Our mission at the Indiana School Mental Health Initiative is to work alongside school districts and community partners to create a community of practice by providing resources, consultation, professional development, and education that promote and sustain the social, emotional, behavioral, mental, and physical health of Indiana’s school-aged children.

The reason we do this work is because we know through our practice and our research that children with stressed brains perform considerably less well in school than those children who are able to come to school prepared to learn. Our work is focused on ensuring that all children, regardless of circumstance, are provided with the social emotional skills and good mental health needed to be successful. Each day we strive to assist schools and community partners in creating the conditions for learning for all of Indiana’s school-aged children.

Learn more about us

Save the Date!

Indiana’s 5th Annual

Educating the Whole Child Summit

February 22, 2023 - Indianapolis, Indiana

700+Indiana educators, community mental health providers and related professionals came together to plan school district implementation of mental health support at ISMHI’s 2nd Annual Educating the Whole Child Summit in 2020.

10 yearsOn average there is a 10 year delay between children first displaying symptoms of mental health problems and getting help.   (Khan, 2016)

16.5% childrenIn the USA 16.5% of children (7.7 million) have at least one mental health disorder. With individual states ranging from 7.6% (Hawaii) to 27.2% (Maine).   (Whitney & Peterson, 2019)


Khan L. (2016) Missed opportunities. A review of recent evidence into children and mental health. Centre for Mental Health. https://www.centreformentalhealth.org.uk/sites/default/files/2018-09/CentreforMentalHealth_MissedOpportunities.pdf

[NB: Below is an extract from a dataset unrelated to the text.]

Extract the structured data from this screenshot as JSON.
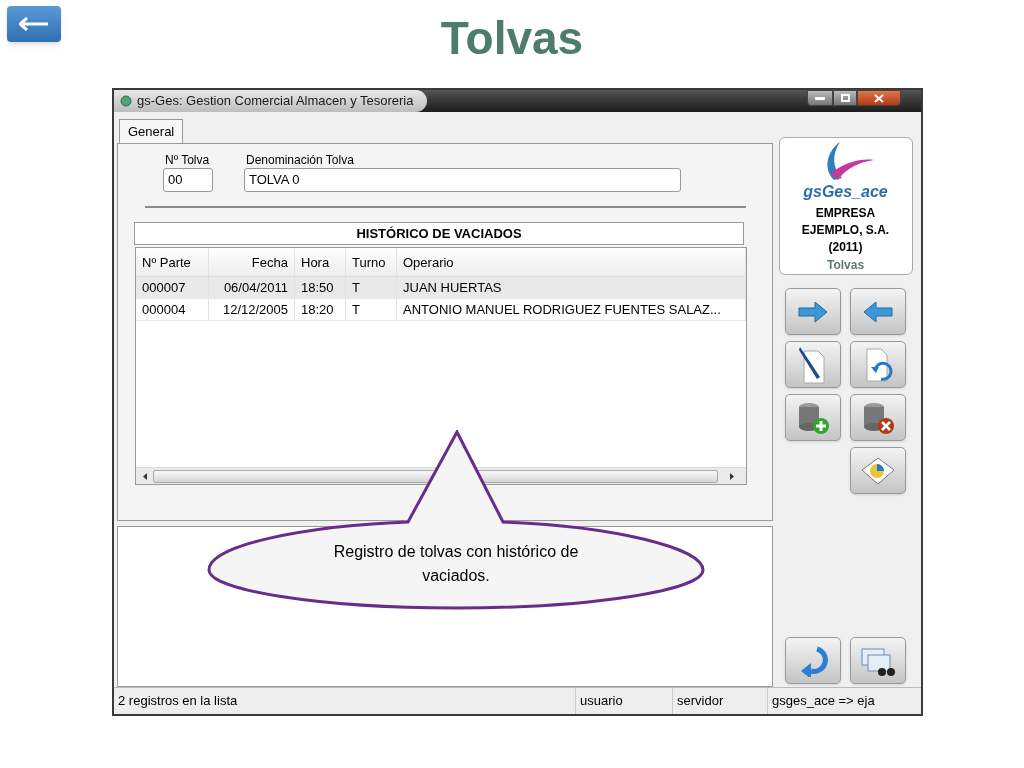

Whitney, D.G. & Peterson, M.D. (2019). US National and State-Level Prevalence of Mental Health Disorders and Disparities of Mental Health Care Use in Children. JAMA Pediatrics,173(4), 389–391. doi:10.1001/jamapediatrics.2018.5399